chemicals for long periods of time have developed cancer. Some
PAHs have caused cancer in laboratory animals when they breathed air
containing them (lung cancer), ingested them in food (stomach cancer),
or had them applied to their skin (skin cancer).
there a medical test to show whether I've been exposed to PAHs?
In the body, PAHs are changed into chemicals that can attach to substances
within the body. There are special tests that can detect PAHs attached
to these substances in body tissues or blood.
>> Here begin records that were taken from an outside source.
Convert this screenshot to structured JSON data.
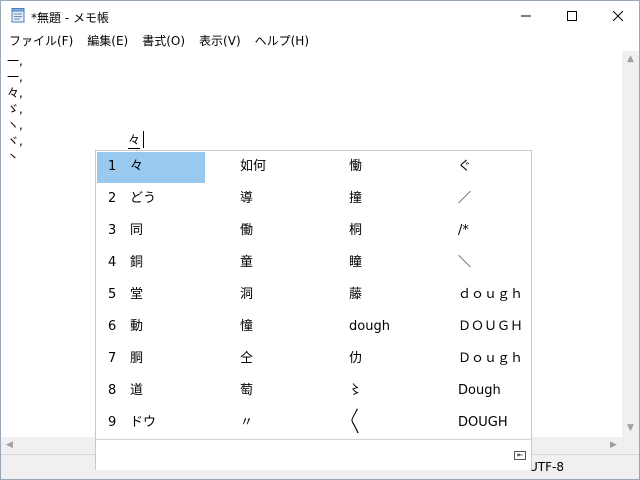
{
  "window": {
    "title": "*無題 - メモ帳",
    "minimize_glyph": "—",
    "maximize_glyph": "☐",
    "close_glyph": "✕",
    "app_icon": "notepad-icon"
  },
  "menu": {
    "items": [
      "ファイル(F)",
      "編集(E)",
      "書式(O)",
      "表示(V)",
      "ヘルプ(H)"
    ]
  },
  "editor": {
    "lines": [
      "一,",
      "一,",
      "々,",
      "ゞ,",
      "ヽ,",
      "ヾ,",
      "丶"
    ],
    "composition": "々"
  },
  "candidates": {
    "numbers": [
      "1",
      "2",
      "3",
      "4",
      "5",
      "6",
      "7",
      "8",
      "9"
    ],
    "selected_index": 0,
    "columns": [
      [
        "々",
        "どう",
        "同",
        "銅",
        "堂",
        "動",
        "胴",
        "道",
        "ドウ"
      ],
      [
        "如何",
        "導",
        "働",
        "童",
        "洞",
        "憧",
        "仝",
        "萄",
        "〃"
      ],
      [
        "慟",
        "撞",
        "桐",
        "瞳",
        "藤",
        "dough",
        "仂",
        "〻",
        "〱"
      ],
      [
        "ぐ",
        "／",
        "/*",
        "＼",
        "ｄｏｕｇｈ",
        "ＤＯＵＧＨ",
        "Ｄｏｕｇｈ",
        "Dough",
        "DOUGH"
      ]
    ],
    "footer_icon": "expand-table-icon"
  },
  "status": {
    "encoding": "UTF-8"
  }
}
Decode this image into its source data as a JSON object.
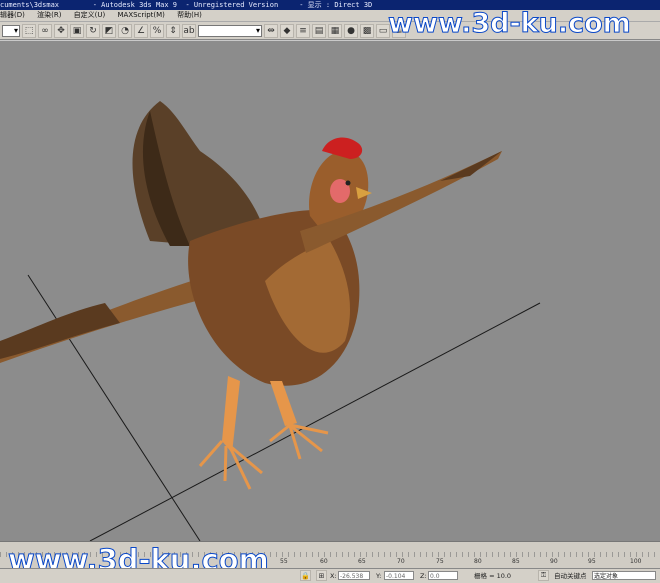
{
  "titlebar": {
    "path": "cuments\\3dsmax",
    "app": "- Autodesk 3ds Max 9  - Unregistered Version",
    "display_label": "- 显示 : Direct 3D"
  },
  "menubar": {
    "items": [
      "辑器(D)",
      "渲染(R)",
      "自定义(U)",
      "MAXScript(M)",
      "帮助(H)"
    ]
  },
  "watermarks": {
    "top": "www.3d-ku.com",
    "bottom": "www.3d-ku.com"
  },
  "timeline": {
    "ticks": [
      "55",
      "60",
      "65",
      "70",
      "75",
      "80",
      "85",
      "90",
      "95",
      "100"
    ]
  },
  "statusbar": {
    "x_label": "X:",
    "x_value": "-26.538",
    "y_label": "Y:",
    "y_value": "-0.104",
    "z_label": "Z:",
    "z_value": "0.0",
    "grid_text": "栅格 = 10.0",
    "autokey_label": "自动关键点",
    "selection_label": "选定对象"
  }
}
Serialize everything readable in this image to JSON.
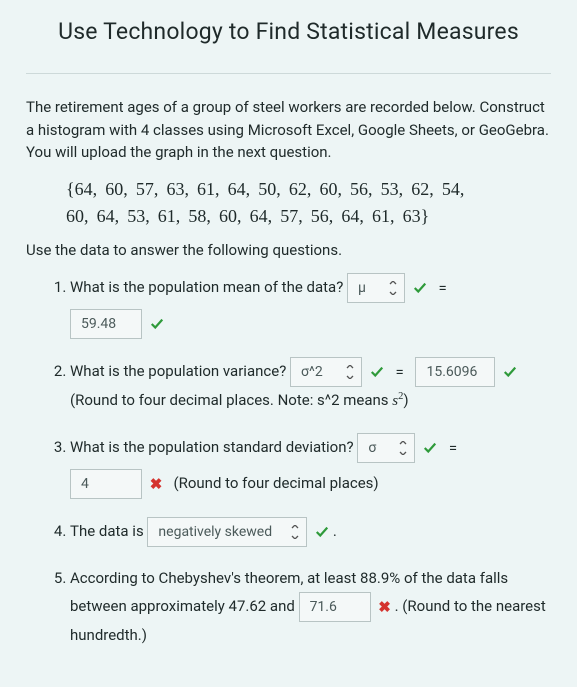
{
  "title": "Use Technology to Find Statistical Measures",
  "intro": "The retirement ages of a group of steel workers are recorded below. Construct a histogram with 4 classes using Microsoft Excel, Google Sheets, or GeoGebra. You will upload the graph in the next question.",
  "dataset_line1": "{64,  60,  57,  63,  61,  64,  50,  62,  60,  56,  53,  62,  54,",
  "dataset_line2": "60,  64,  53,  61,  58,  60,  64,  57,  56,  64,  61,  63}",
  "lead2": "Use the data to answer the following questions.",
  "eq": "=",
  "period": ".",
  "q1": {
    "text": "What is the population mean of the data?",
    "symbol": "μ",
    "value": "59.48",
    "symbol_ok": true,
    "value_ok": true
  },
  "q2": {
    "text": "What is the population variance?",
    "symbol": "σ^2",
    "value": "15.6096",
    "note_a": "(Round to four decimal places. Note: s^2 means ",
    "note_b": ")",
    "symbol_ok": true,
    "value_ok": true
  },
  "q3": {
    "text": "What is the population standard deviation?",
    "symbol": "σ",
    "value": "4",
    "note": "(Round to four decimal places)",
    "symbol_ok": true,
    "value_ok": false
  },
  "q4": {
    "text_a": "The data is",
    "value": "negatively skewed",
    "ok": true
  },
  "q5": {
    "text_a": "According to Chebyshev's theorem, at least 88.9% of the data falls between approximately 47.62 and ",
    "value": "71.6",
    "ok": false,
    "text_b": ". (Round to the nearest hundredth.)"
  }
}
However, these tests
cannot tell whether any health effects will occur or find out the
extent or source of your exposure to the PAHs. The tests aren't usually
available in your doctor's office because special equipment is needed
to conduct them.
the federal government made recommendations to protect human health?
The Occupational Safety and Health Administration (OSHA) has
set a limit of 0.2 milligrams of PAHs per cubic meter of air (0.2
mg/m3). The OSHA Permissible Exposure Limit (PEL)
for mineral oil mist that contains PAHs is 5 mg/m3 averaged
over an 8-hour exposure period.
The National Institute for Occupational Safety and Health (NIOSH)
recommends that the average workplace air levels for coal tar products
not exceed 0.1 mg/m3 for a 10-hour workday, within a 40-hour
workweek. There are other limits for workplace exposure for things
that contain PAHs, such as coal, coal tar, and mineral oil.
factsheet was adapted from ATSDR.
Last updated September 2002